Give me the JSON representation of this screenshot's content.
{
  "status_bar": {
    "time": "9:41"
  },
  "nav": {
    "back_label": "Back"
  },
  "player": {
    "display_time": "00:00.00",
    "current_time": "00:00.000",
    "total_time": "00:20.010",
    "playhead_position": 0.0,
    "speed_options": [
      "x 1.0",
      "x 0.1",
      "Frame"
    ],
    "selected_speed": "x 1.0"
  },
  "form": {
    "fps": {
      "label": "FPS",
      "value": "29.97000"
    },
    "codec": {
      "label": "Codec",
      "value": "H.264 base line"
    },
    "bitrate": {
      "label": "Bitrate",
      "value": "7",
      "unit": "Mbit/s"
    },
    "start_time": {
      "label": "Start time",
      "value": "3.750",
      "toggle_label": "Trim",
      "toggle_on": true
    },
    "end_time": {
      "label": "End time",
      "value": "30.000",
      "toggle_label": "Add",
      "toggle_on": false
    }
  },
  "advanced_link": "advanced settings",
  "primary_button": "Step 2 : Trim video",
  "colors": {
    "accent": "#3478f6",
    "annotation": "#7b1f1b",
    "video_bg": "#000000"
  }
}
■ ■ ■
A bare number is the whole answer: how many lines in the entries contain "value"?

- Result below -
5